Two species of kingfish appear in local seafood markets from New York to Florida. Northern kingfish and southern kingfish are marketed as “kingfish”. Other names for either species include roundhead, sea mullet, whiting, and king whiting.

Kingfish are members of the drum family of saltwater fish. Although small in size (1/2 – 3 pounds), kingfish resemble redfish, seatrout, and croaker.

The southern kingfish can be recognized by its long, slender body, underslung mouth, and barbel under the chin. Their sides are silver to gray in color, usually with a pattern of indiscrete bars.

The northern kingfish is nearly identical in size and shape. The most notable feature of this species is its color. The northern kingfish tends to be darker with 5 or 6 dark bars on the back. The fins are also dark, often with a blackish outline. Another distinguishing feature is its long, soft spine on the first dorsal fin.

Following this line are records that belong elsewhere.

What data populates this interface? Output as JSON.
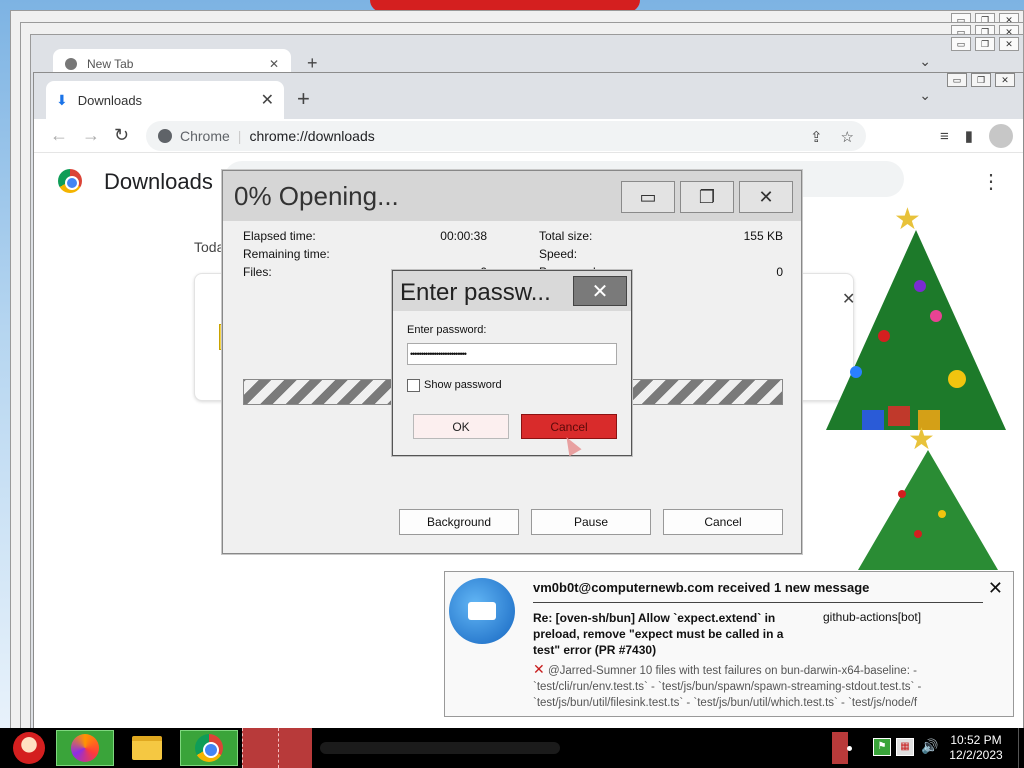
{
  "background_windows": {
    "tab_title": "New Tab",
    "tab_close": "✕",
    "new_tab": "+",
    "chevron": "⌄"
  },
  "chrome": {
    "tab": {
      "title": "Downloads",
      "close": "✕"
    },
    "new_tab": "+",
    "tab_list_chevron": "⌄",
    "window_controls": {
      "minimize": "▭",
      "restore": "❐",
      "close": "✕"
    },
    "nav": {
      "back": "←",
      "forward": "→",
      "reload": "↻"
    },
    "omnibox": {
      "site_label": "Chrome",
      "separator": "|",
      "url": "chrome://downloads"
    },
    "downloads_page": {
      "title": "Downloads",
      "section_today": "Toda",
      "menu": "⋮",
      "dismiss": "✕"
    }
  },
  "progress_dialog": {
    "title": "0% Opening...",
    "controls": {
      "minimize": "▭",
      "restore": "❐",
      "close": "✕"
    },
    "elapsed_label": "Elapsed time:",
    "elapsed_value": "00:00:38",
    "remaining_label": "Remaining time:",
    "files_label": "Files:",
    "files_value": "0",
    "total_size_label": "Total size:",
    "total_size_value": "155 KB",
    "speed_label": "Speed:",
    "processed_label": "Processed:",
    "processed_value": "0",
    "buttons": {
      "background": "Background",
      "pause": "Pause",
      "cancel": "Cancel"
    }
  },
  "password_dialog": {
    "title": "Enter passw...",
    "close": "✕",
    "label": "Enter password:",
    "masked_value": "••••••••••••••••••••••••••",
    "show_password_label": "Show password",
    "ok": "OK",
    "cancel": "Cancel"
  },
  "notification": {
    "header": "vm0b0t@computernewb.com received 1 new message",
    "close": "✕",
    "subject": "Re: [oven-sh/bun] Allow `expect.extend` in preload, remove \"expect must be called in a test\" error (PR #7430)",
    "sender": "github-actions[bot]",
    "body_icon": "✕",
    "body": "@Jarred-Sumner 10 files with test failures on bun-darwin-x64-baseline: - `test/cli/run/env.test.ts` - `test/js/bun/spawn/spawn-streaming-stdout.test.ts` - `test/js/bun/util/filesink.test.ts` - `test/js/bun/util/which.test.ts` - `test/js/node/f"
  },
  "taskbar": {
    "clock_time": "10:52 PM",
    "clock_date": "12/2/2023",
    "volume": "🔊"
  },
  "colors": {
    "chrome_blue": "#1a73e8",
    "cancel_red": "#d92b2b",
    "taskbar_green": "#3aa43a"
  }
}
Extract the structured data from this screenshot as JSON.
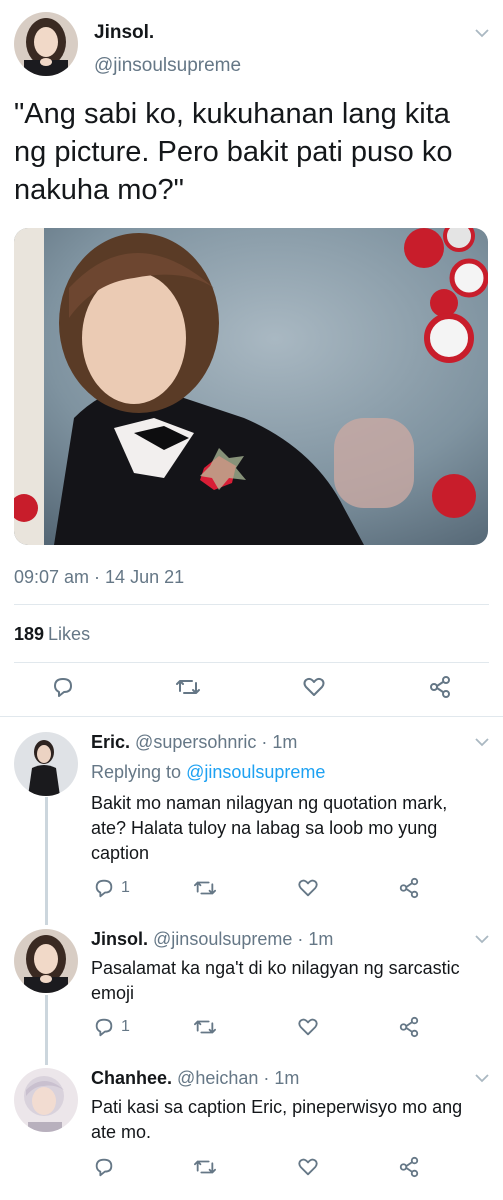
{
  "main_tweet": {
    "name": "Jinsol.",
    "handle": "@jinsoulsupreme",
    "text": "\"Ang sabi ko, kukuhanan lang kita ng picture. Pero bakit pati puso ko nakuha mo?\"",
    "timestamp": "09:07 am · 14 Jun 21",
    "likes_count": "189",
    "likes_label": "Likes"
  },
  "replies": [
    {
      "name": "Eric.",
      "handle": "@supersohnric",
      "time": "· 1m",
      "replying_label": "Replying to",
      "replying_to": "@jinsoulsupreme",
      "text": "Bakit mo naman nilagyan ng quotation mark, ate? Halata tuloy na labag sa loob mo yung caption",
      "reply_count": "1"
    },
    {
      "name": "Jinsol.",
      "handle": "@jinsoulsupreme",
      "time": "· 1m",
      "text": "Pasalamat ka nga't di ko nilagyan ng sarcastic emoji",
      "reply_count": "1"
    },
    {
      "name": "Chanhee.",
      "handle": "@heichan",
      "time": "· 1m",
      "text": "Pati kasi sa caption Eric, pineperwisyo mo ang ate mo.",
      "reply_count": ""
    }
  ],
  "icons": [
    "reply-icon",
    "retweet-icon",
    "like-icon",
    "share-icon",
    "chevron-down-icon"
  ],
  "colors": {
    "text": "#14171a",
    "secondary": "#657786",
    "accent": "#1da1f2",
    "divider": "#e1e8ed"
  }
}
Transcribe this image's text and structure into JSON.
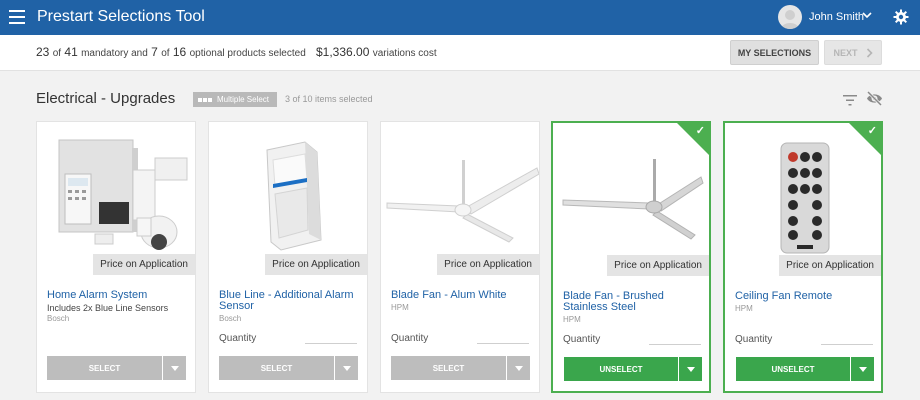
{
  "app": {
    "title": "Prestart Selections Tool",
    "user_name": "John Smith"
  },
  "summary": {
    "mandatory_selected": "23",
    "of1": "of",
    "mandatory_total": "41",
    "mandatory_text": "mandatory and",
    "optional_selected": "7",
    "of2": "of",
    "optional_total": "16",
    "optional_text": "optional products selected",
    "variations_amount": "$1,336.00",
    "variations_text": "variations cost",
    "my_selections_label": "MY SELECTIONS",
    "next_label": "NEXT"
  },
  "section": {
    "title": "Electrical - Upgrades",
    "badge": "Multiple Select",
    "items_selected": "3 of 10 items selected"
  },
  "products": [
    {
      "name": "Home Alarm System",
      "desc": "Includes 2x Blue Line Sensors",
      "brand": "Bosch",
      "price": "Price on Application",
      "qty_label": "",
      "button": "SELECT",
      "selected": false,
      "image": "alarm-system-image"
    },
    {
      "name": "Blue Line - Additional Alarm Sensor",
      "desc": "",
      "brand": "Bosch",
      "price": "Price on Application",
      "qty_label": "Quantity",
      "button": "SELECT",
      "selected": false,
      "image": "alarm-sensor-image"
    },
    {
      "name": "Blade Fan - Alum White",
      "desc": "",
      "brand": "HPM",
      "price": "Price on Application",
      "qty_label": "Quantity",
      "button": "SELECT",
      "selected": false,
      "image": "white-fan-image"
    },
    {
      "name": "Blade Fan - Brushed Stainless Steel",
      "desc": "",
      "brand": "HPM",
      "price": "Price on Application",
      "qty_label": "Quantity",
      "button": "UNSELECT",
      "selected": true,
      "image": "steel-fan-image"
    },
    {
      "name": "Ceiling Fan Remote",
      "desc": "",
      "brand": "HPM",
      "price": "Price on Application",
      "qty_label": "Quantity",
      "button": "UNSELECT",
      "selected": true,
      "image": "remote-image"
    }
  ],
  "colors": {
    "header": "#2062a6",
    "selected": "#4caf50",
    "select_button": "#bdbdbd",
    "unselect_button": "#3aa64c",
    "link": "#2062a6"
  },
  "icons": [
    "hamburger-icon",
    "avatar",
    "chevron-down-icon",
    "gear-icon",
    "filter-icon",
    "eye-off-icon",
    "check-icon",
    "caret-down-icon",
    "chevron-right-icon"
  ]
}
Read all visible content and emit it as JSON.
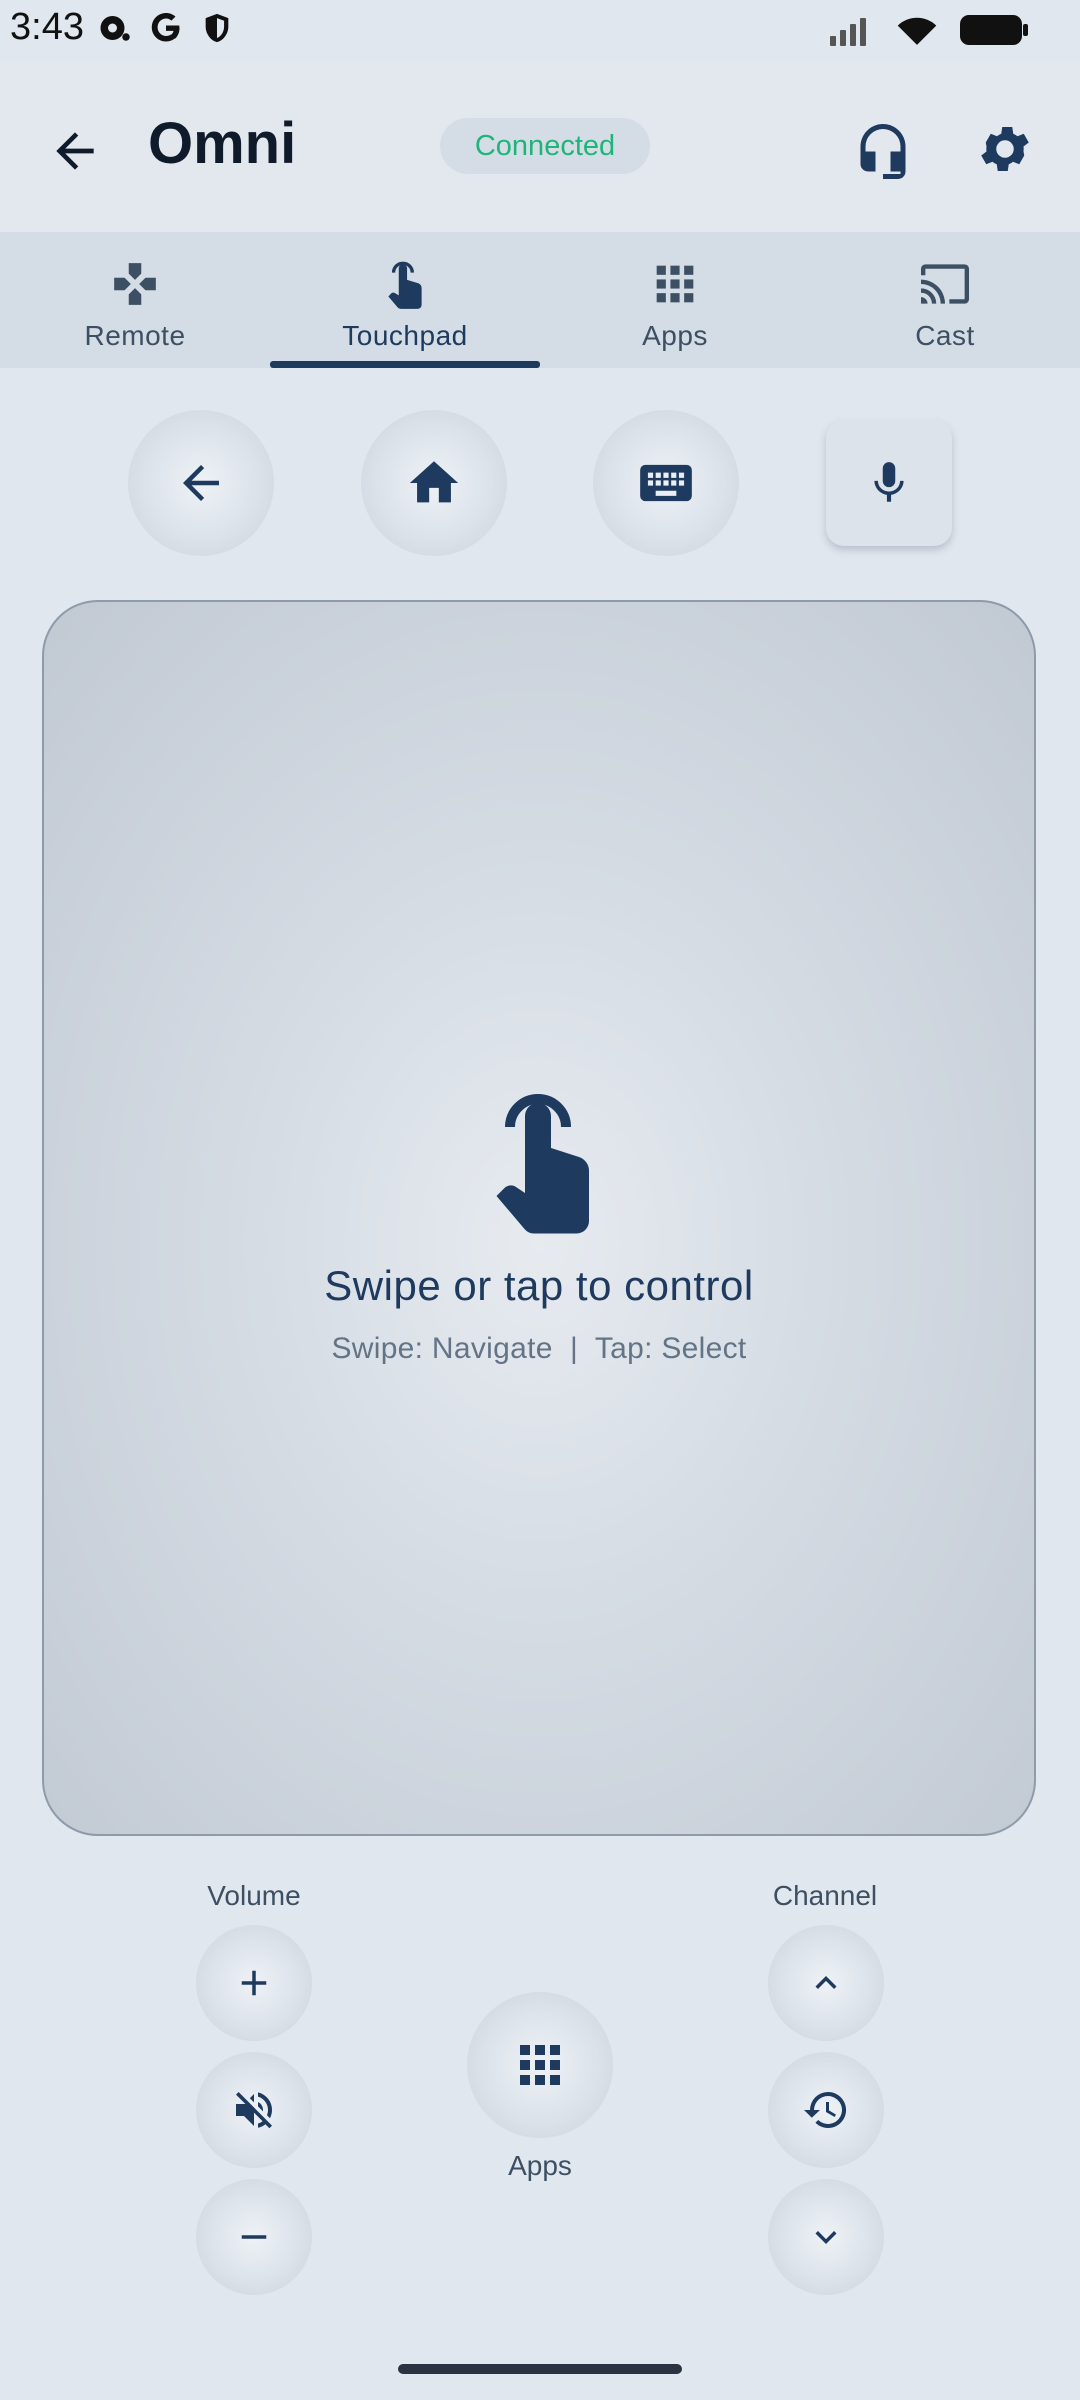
{
  "status_bar": {
    "time": "3:43"
  },
  "app_bar": {
    "title": "Omni",
    "connection_status": "Connected",
    "status_color": "#1fb57a"
  },
  "tabs": [
    {
      "label": "Remote",
      "icon": "gamepad-icon",
      "active": false
    },
    {
      "label": "Touchpad",
      "icon": "touch-icon",
      "active": true
    },
    {
      "label": "Apps",
      "icon": "apps-grid-icon",
      "active": false
    },
    {
      "label": "Cast",
      "icon": "cast-icon",
      "active": false
    }
  ],
  "quick_buttons": [
    "back-icon",
    "home-icon",
    "keyboard-icon",
    "mic-icon"
  ],
  "touchpad": {
    "title": "Swipe or tap to control",
    "hint": "Swipe: Navigate  |  Tap: Select"
  },
  "controls": {
    "volume_label": "Volume",
    "channel_label": "Channel",
    "apps_label": "Apps"
  },
  "colors": {
    "primary": "#1e3a5f",
    "background": "#e1e7ee"
  }
}
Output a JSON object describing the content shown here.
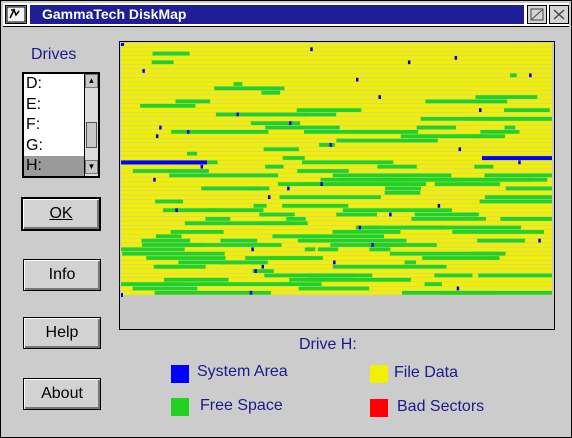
{
  "window": {
    "title": "GammaTech DiskMap"
  },
  "drives": {
    "label": "Drives",
    "items": [
      "D:",
      "E:",
      "F:",
      "G:",
      "H:"
    ],
    "selected": "H:"
  },
  "buttons": {
    "ok": "OK",
    "info": "Info",
    "help": "Help",
    "about": "About"
  },
  "map": {
    "drive_label": "Drive H:",
    "colors": {
      "system": "#0000ff",
      "free": "#22d222",
      "file": "#f0f000",
      "bad": "#ff0000"
    }
  },
  "legend": {
    "system": "System Area",
    "file": "File Data",
    "free": "Free Space",
    "bad": "Bad Sectors"
  }
}
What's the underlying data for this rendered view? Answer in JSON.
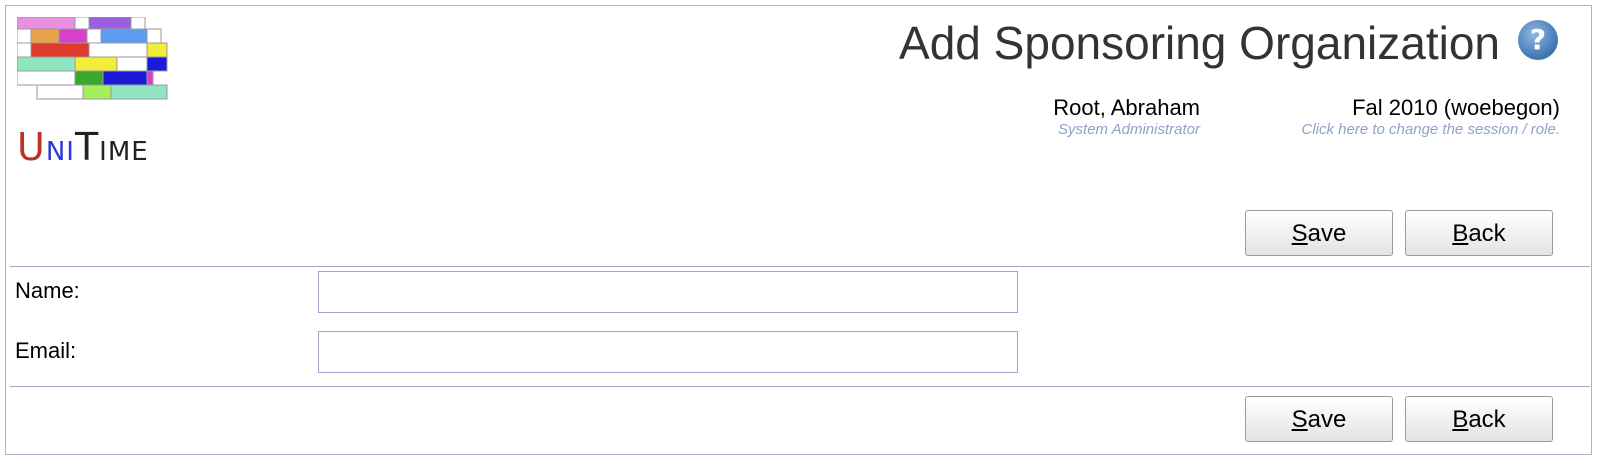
{
  "logo": {
    "text_u": "U",
    "text_ni": "NI",
    "text_t": "T",
    "text_ime": "IME"
  },
  "header": {
    "title": "Add Sponsoring Organization",
    "help_icon": "question-mark-icon",
    "user_name": "Root, Abraham",
    "user_role": "System Administrator",
    "session_name": "Fal 2010 (woebegon)",
    "session_hint": "Click here to change the session / role."
  },
  "buttons": {
    "save_rest": "ave",
    "save_key": "S",
    "back_rest": "ack",
    "back_key": "B"
  },
  "form": {
    "name_label": "Name:",
    "name_value": "",
    "email_label": "Email:",
    "email_value": ""
  },
  "colors": {
    "accent": "#3f74b0",
    "border": "#9aa7c2",
    "hint": "#8ea2c8"
  }
}
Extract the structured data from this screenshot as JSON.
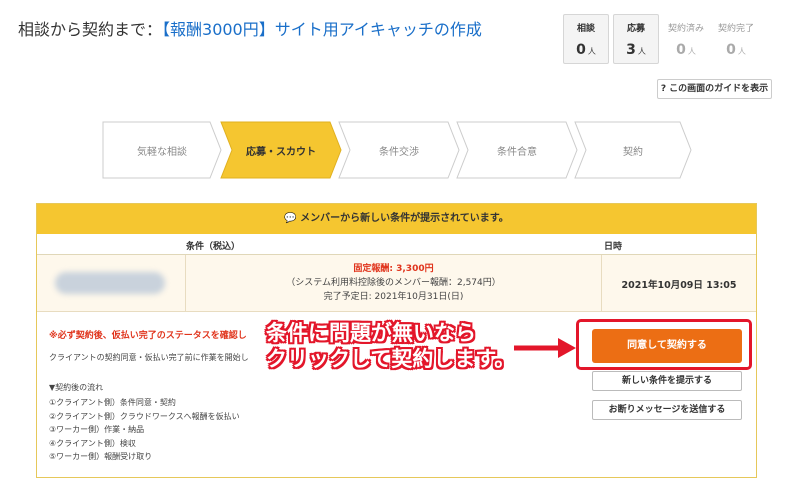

Kingfish have a rich, slightly oily flavor, similar to seatrout. Smaller fish are usually cooked whole. Larger individuals can be filleted. Kingfish are suitable for frying, grilling, or fish chowder.